▸ **Prompt**
Any pictures in the records below should be skipped; write out everything else exactly.
|---|
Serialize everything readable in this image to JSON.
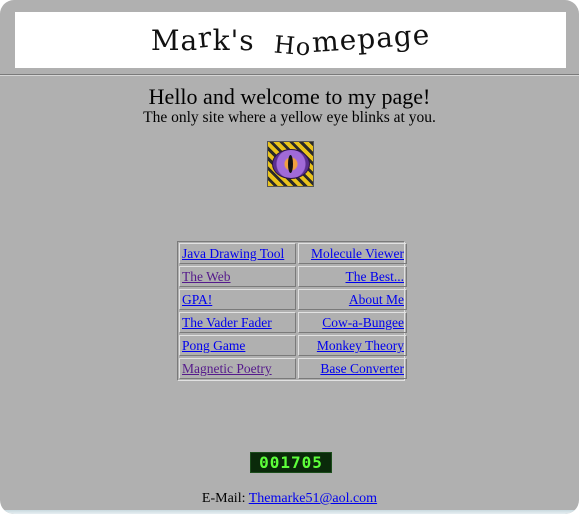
{
  "header": {
    "banner_parts": [
      "Ma",
      "r",
      "k's  ",
      "Ho",
      "mepage"
    ]
  },
  "intro": {
    "headline": "Hello and welcome to my page!",
    "subline": "The only site where a yellow eye blinks at you."
  },
  "icons": {
    "eye": "eye-icon"
  },
  "links": [
    {
      "label": "Java Drawing Tool",
      "align": "left"
    },
    {
      "label": "Molecule Viewer",
      "align": "right"
    },
    {
      "label": "The Web",
      "align": "left"
    },
    {
      "label": "The Best...",
      "align": "right"
    },
    {
      "label": "GPA!",
      "align": "left"
    },
    {
      "label": "About Me",
      "align": "right"
    },
    {
      "label": "The Vader Fader",
      "align": "left"
    },
    {
      "label": "Cow-a-Bungee",
      "align": "right"
    },
    {
      "label": "Pong Game",
      "align": "left"
    },
    {
      "label": "Monkey Theory",
      "align": "right"
    },
    {
      "label": "Magnetic Poetry",
      "align": "left"
    },
    {
      "label": "Base Converter",
      "align": "right"
    }
  ],
  "counter": {
    "value": "001705"
  },
  "footer": {
    "email_label": "E-Mail:",
    "email_address": "Themarke51@aol.com"
  },
  "colors": {
    "background": "#b0b0b0",
    "link": "#0000ee",
    "visited_link": "#551a8b",
    "counter_digits": "#5dff3a"
  }
}
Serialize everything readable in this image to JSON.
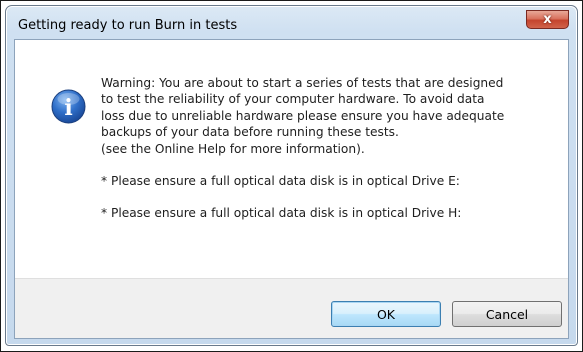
{
  "window": {
    "title": "Getting ready to run Burn in tests",
    "close_glyph": "x"
  },
  "icon": {
    "name": "information-icon",
    "glyph": "i",
    "color": "#2f6fc9"
  },
  "message": {
    "lines": [
      "Warning: You are about to start a series of tests that are designed",
      "to test the reliability of your computer hardware. To avoid data",
      "loss due to unreliable hardware please ensure you have adequate",
      "backups of your data before running these tests.",
      "(see the Online Help for more information)."
    ],
    "drive_e_notice": "* Please ensure a full optical data disk is in optical Drive E:",
    "drive_h_notice": "* Please ensure a full optical data disk is in optical Drive H:"
  },
  "buttons": {
    "ok_label": "OK",
    "cancel_label": "Cancel"
  }
}
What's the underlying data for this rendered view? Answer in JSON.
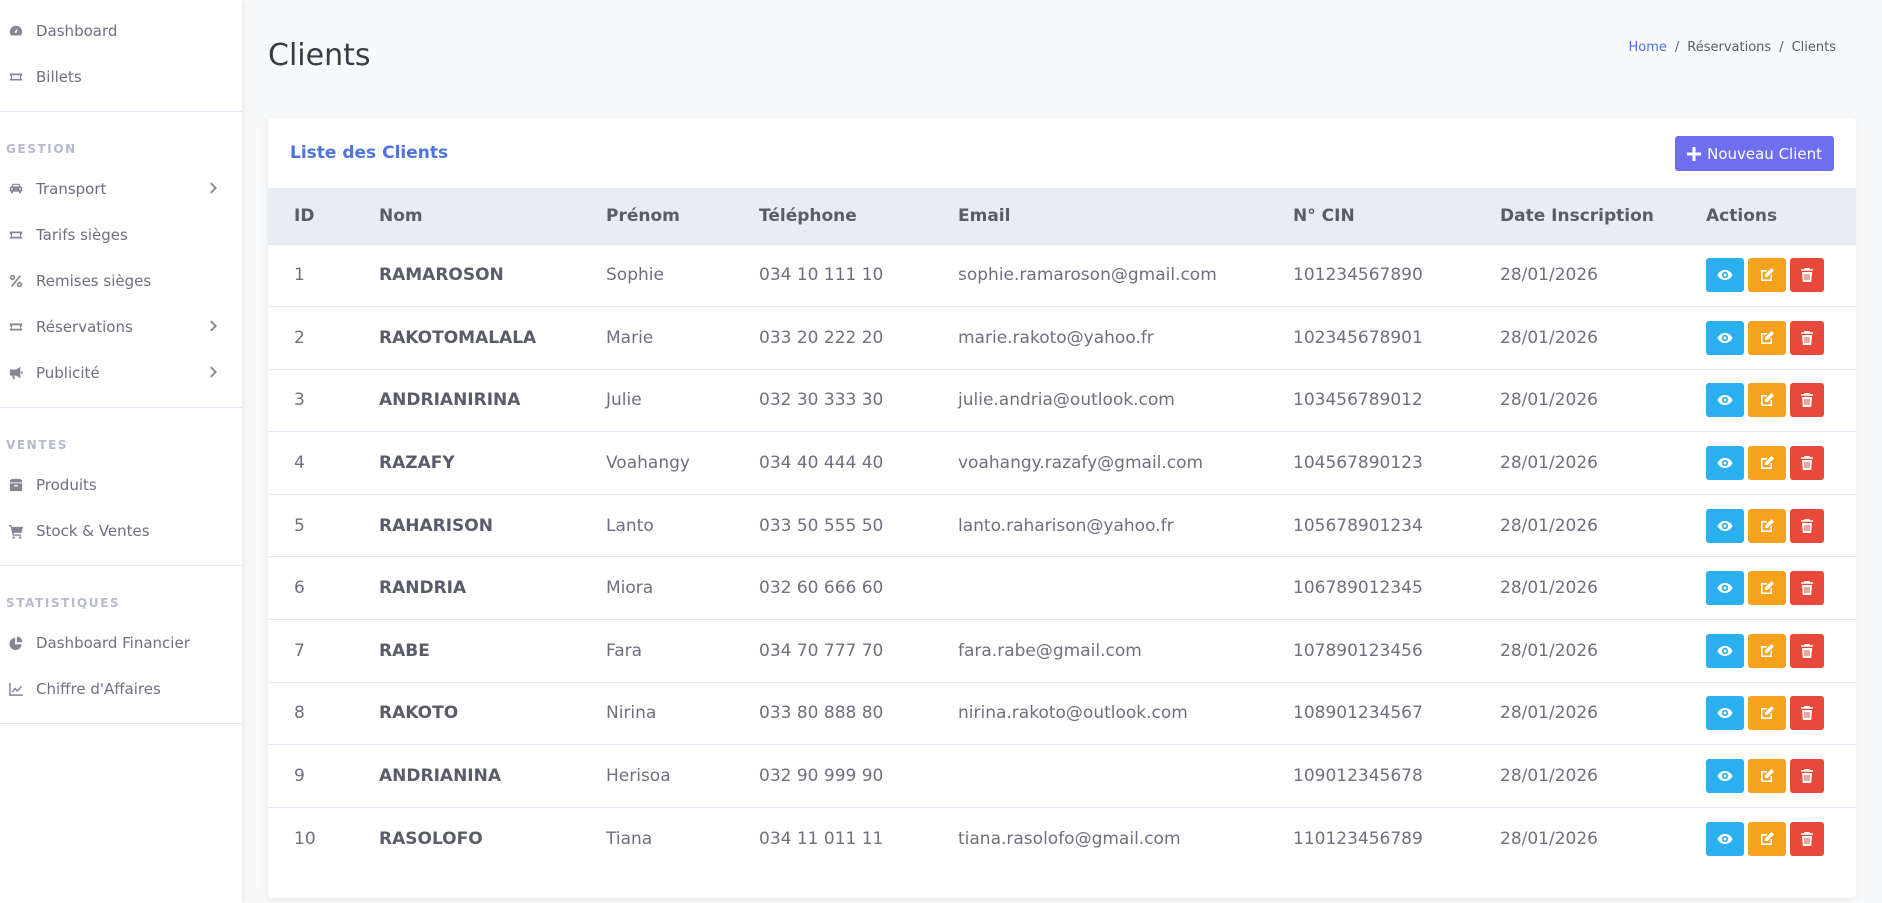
{
  "sidebar": {
    "top_items": [
      {
        "label": "Dashboard",
        "icon": "gauge-icon"
      },
      {
        "label": "Billets",
        "icon": "ticket-icon"
      }
    ],
    "sections": [
      {
        "title": "GESTION",
        "items": [
          {
            "label": "Transport",
            "icon": "car-icon",
            "has_children": true
          },
          {
            "label": "Tarifs sièges",
            "icon": "ticket-icon",
            "has_children": false
          },
          {
            "label": "Remises sièges",
            "icon": "percent-icon",
            "has_children": false
          },
          {
            "label": "Réservations",
            "icon": "ticket-icon",
            "has_children": true
          },
          {
            "label": "Publicité",
            "icon": "megaphone-icon",
            "has_children": true
          }
        ]
      },
      {
        "title": "VENTES",
        "items": [
          {
            "label": "Produits",
            "icon": "box-icon",
            "has_children": false
          },
          {
            "label": "Stock & Ventes",
            "icon": "cart-icon",
            "has_children": false
          }
        ]
      },
      {
        "title": "STATISTIQUES",
        "items": [
          {
            "label": "Dashboard Financier",
            "icon": "pie-chart-icon",
            "has_children": false
          },
          {
            "label": "Chiffre d'Affaires",
            "icon": "line-chart-icon",
            "has_children": false
          }
        ]
      }
    ]
  },
  "header": {
    "title": "Clients",
    "breadcrumb": [
      "Home",
      "Réservations",
      "Clients"
    ]
  },
  "card": {
    "title": "Liste des Clients",
    "new_button_label": "Nouveau Client"
  },
  "table": {
    "columns": [
      "ID",
      "Nom",
      "Prénom",
      "Téléphone",
      "Email",
      "N° CIN",
      "Date Inscription",
      "Actions"
    ],
    "rows": [
      {
        "id": "1",
        "nom": "RAMAROSON",
        "prenom": "Sophie",
        "tel": "034 10 111 10",
        "email": "sophie.ramaroson@gmail.com",
        "cin": "101234567890",
        "date": "28/01/2026"
      },
      {
        "id": "2",
        "nom": "RAKOTOMALALA",
        "prenom": "Marie",
        "tel": "033 20 222 20",
        "email": "marie.rakoto@yahoo.fr",
        "cin": "102345678901",
        "date": "28/01/2026"
      },
      {
        "id": "3",
        "nom": "ANDRIANIRINA",
        "prenom": "Julie",
        "tel": "032 30 333 30",
        "email": "julie.andria@outlook.com",
        "cin": "103456789012",
        "date": "28/01/2026"
      },
      {
        "id": "4",
        "nom": "RAZAFY",
        "prenom": "Voahangy",
        "tel": "034 40 444 40",
        "email": "voahangy.razafy@gmail.com",
        "cin": "104567890123",
        "date": "28/01/2026"
      },
      {
        "id": "5",
        "nom": "RAHARISON",
        "prenom": "Lanto",
        "tel": "033 50 555 50",
        "email": "lanto.raharison@yahoo.fr",
        "cin": "105678901234",
        "date": "28/01/2026"
      },
      {
        "id": "6",
        "nom": "RANDRIA",
        "prenom": "Miora",
        "tel": "032 60 666 60",
        "email": "",
        "cin": "106789012345",
        "date": "28/01/2026"
      },
      {
        "id": "7",
        "nom": "RABE",
        "prenom": "Fara",
        "tel": "034 70 777 70",
        "email": "fara.rabe@gmail.com",
        "cin": "107890123456",
        "date": "28/01/2026"
      },
      {
        "id": "8",
        "nom": "RAKOTO",
        "prenom": "Nirina",
        "tel": "033 80 888 80",
        "email": "nirina.rakoto@outlook.com",
        "cin": "108901234567",
        "date": "28/01/2026"
      },
      {
        "id": "9",
        "nom": "ANDRIANINA",
        "prenom": "Herisoa",
        "tel": "032 90 999 90",
        "email": "",
        "cin": "109012345678",
        "date": "28/01/2026"
      },
      {
        "id": "10",
        "nom": "RASOLOFO",
        "prenom": "Tiana",
        "tel": "034 11 011 11",
        "email": "tiana.rasolofo@gmail.com",
        "cin": "110123456789",
        "date": "28/01/2026"
      }
    ],
    "row_actions": [
      "eye-icon",
      "edit-icon",
      "trash-icon"
    ]
  },
  "colors": {
    "primary": "#4e73df",
    "new_button": "#6f6ef0",
    "view_button": "#2bb0ef",
    "edit_button": "#f6a21e",
    "delete_button": "#e74a3b"
  }
}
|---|
▸ **Output of the exercise**
Serialize everything readable in this image to JSON.
{
  "header": {
    "banner_parts": [
      "Ma",
      "r",
      "k's  ",
      "Ho",
      "mepage"
    ]
  },
  "intro": {
    "headline": "Hello and welcome to my page!",
    "subline": "The only site where a yellow eye blinks at you."
  },
  "icons": {
    "eye": "eye-icon"
  },
  "links": [
    {
      "label": "Java Drawing Tool",
      "align": "left"
    },
    {
      "label": "Molecule Viewer",
      "align": "right"
    },
    {
      "label": "The Web",
      "align": "left"
    },
    {
      "label": "The Best...",
      "align": "right"
    },
    {
      "label": "GPA!",
      "align": "left"
    },
    {
      "label": "About Me",
      "align": "right"
    },
    {
      "label": "The Vader Fader",
      "align": "left"
    },
    {
      "label": "Cow-a-Bungee",
      "align": "right"
    },
    {
      "label": "Pong Game",
      "align": "left"
    },
    {
      "label": "Monkey Theory",
      "align": "right"
    },
    {
      "label": "Magnetic Poetry",
      "align": "left"
    },
    {
      "label": "Base Converter",
      "align": "right"
    }
  ],
  "counter": {
    "value": "001705"
  },
  "footer": {
    "email_label": "E-Mail:",
    "email_address": "Themarke51@aol.com"
  },
  "colors": {
    "background": "#b0b0b0",
    "link": "#0000ee",
    "visited_link": "#551a8b",
    "counter_digits": "#5dff3a"
  }
}
Serialize everything readable in this image to JSON.
{
  "window": {
    "title": "Getting ready to run Burn in tests",
    "close_glyph": "x"
  },
  "icon": {
    "name": "information-icon",
    "glyph": "i",
    "color": "#2f6fc9"
  },
  "message": {
    "lines": [
      "Warning: You are about to start a series of tests that are designed",
      "to test the reliability of your computer hardware. To avoid data",
      "loss due to unreliable hardware please ensure you have adequate",
      "backups of your data before running these tests.",
      "(see the Online Help for more information)."
    ],
    "drive_e_notice": "* Please ensure a full optical data disk is in optical Drive E:",
    "drive_h_notice": "* Please ensure a full optical data disk is in optical Drive H:"
  },
  "buttons": {
    "ok_label": "OK",
    "cancel_label": "Cancel"
  }
}
What's the underlying data for this rendered view? Answer in JSON.
{
  "sidebar": {
    "top_items": [
      {
        "label": "Dashboard",
        "icon": "gauge-icon"
      },
      {
        "label": "Billets",
        "icon": "ticket-icon"
      }
    ],
    "sections": [
      {
        "title": "GESTION",
        "items": [
          {
            "label": "Transport",
            "icon": "car-icon",
            "has_children": true
          },
          {
            "label": "Tarifs sièges",
            "icon": "ticket-icon",
            "has_children": false
          },
          {
            "label": "Remises sièges",
            "icon": "percent-icon",
            "has_children": false
          },
          {
            "label": "Réservations",
            "icon": "ticket-icon",
            "has_children": true
          },
          {
            "label": "Publicité",
            "icon": "megaphone-icon",
            "has_children": true
          }
        ]
      },
      {
        "title": "VENTES",
        "items": [
          {
            "label": "Produits",
            "icon": "box-icon",
            "has_children": false
          },
          {
            "label": "Stock & Ventes",
            "icon": "cart-icon",
            "has_children": false
          }
        ]
      },
      {
        "title": "STATISTIQUES",
        "items": [
          {
            "label": "Dashboard Financier",
            "icon": "pie-chart-icon",
            "has_children": false
          },
          {
            "label": "Chiffre d'Affaires",
            "icon": "line-chart-icon",
            "has_children": false
          }
        ]
      }
    ]
  },
  "header": {
    "title": "Clients",
    "breadcrumb": [
      "Home",
      "Réservations",
      "Clients"
    ]
  },
  "card": {
    "title": "Liste des Clients",
    "new_button_label": "Nouveau Client"
  },
  "table": {
    "columns": [
      "ID",
      "Nom",
      "Prénom",
      "Téléphone",
      "Email",
      "N° CIN",
      "Date Inscription",
      "Actions"
    ],
    "rows": [
      {
        "id": "1",
        "nom": "RAMAROSON",
        "prenom": "Sophie",
        "tel": "034 10 111 10",
        "email": "sophie.ramaroson@gmail.com",
        "cin": "101234567890",
        "date": "28/01/2026"
      },
      {
        "id": "2",
        "nom": "RAKOTOMALALA",
        "prenom": "Marie",
        "tel": "033 20 222 20",
        "email": "marie.rakoto@yahoo.fr",
        "cin": "102345678901",
        "date": "28/01/2026"
      },
      {
        "id": "3",
        "nom": "ANDRIANIRINA",
        "prenom": "Julie",
        "tel": "032 30 333 30",
        "email": "julie.andria@outlook.com",
        "cin": "103456789012",
        "date": "28/01/2026"
      },
      {
        "id": "4",
        "nom": "RAZAFY",
        "prenom": "Voahangy",
        "tel": "034 40 444 40",
        "email": "voahangy.razafy@gmail.com",
        "cin": "104567890123",
        "date": "28/01/2026"
      },
      {
        "id": "5",
        "nom": "RAHARISON",
        "prenom": "Lanto",
        "tel": "033 50 555 50",
        "email": "lanto.raharison@yahoo.fr",
        "cin": "105678901234",
        "date": "28/01/2026"
      },
      {
        "id": "6",
        "nom": "RANDRIA",
        "prenom": "Miora",
        "tel": "032 60 666 60",
        "email": "",
        "cin": "106789012345",
        "date": "28/01/2026"
      },
      {
        "id": "7",
        "nom": "RABE",
        "prenom": "Fara",
        "tel": "034 70 777 70",
        "email": "fara.rabe@gmail.com",
        "cin": "107890123456",
        "date": "28/01/2026"
      },
      {
        "id": "8",
        "nom": "RAKOTO",
        "prenom": "Nirina",
        "tel": "033 80 888 80",
        "email": "nirina.rakoto@outlook.com",
        "cin": "108901234567",
        "date": "28/01/2026"
      },
      {
        "id": "9",
        "nom": "ANDRIANINA",
        "prenom": "Herisoa",
        "tel": "032 90 999 90",
        "email": "",
        "cin": "109012345678",
        "date": "28/01/2026"
      },
      {
        "id": "10",
        "nom": "RASOLOFO",
        "prenom": "Tiana",
        "tel": "034 11 011 11",
        "email": "tiana.rasolofo@gmail.com",
        "cin": "110123456789",
        "date": "28/01/2026"
      }
    ],
    "row_actions": [
      "eye-icon",
      "edit-icon",
      "trash-icon"
    ]
  },
  "colors": {
    "primary": "#4e73df",
    "new_button": "#6f6ef0",
    "view_button": "#2bb0ef",
    "edit_button": "#f6a21e",
    "delete_button": "#e74a3b"
  }
}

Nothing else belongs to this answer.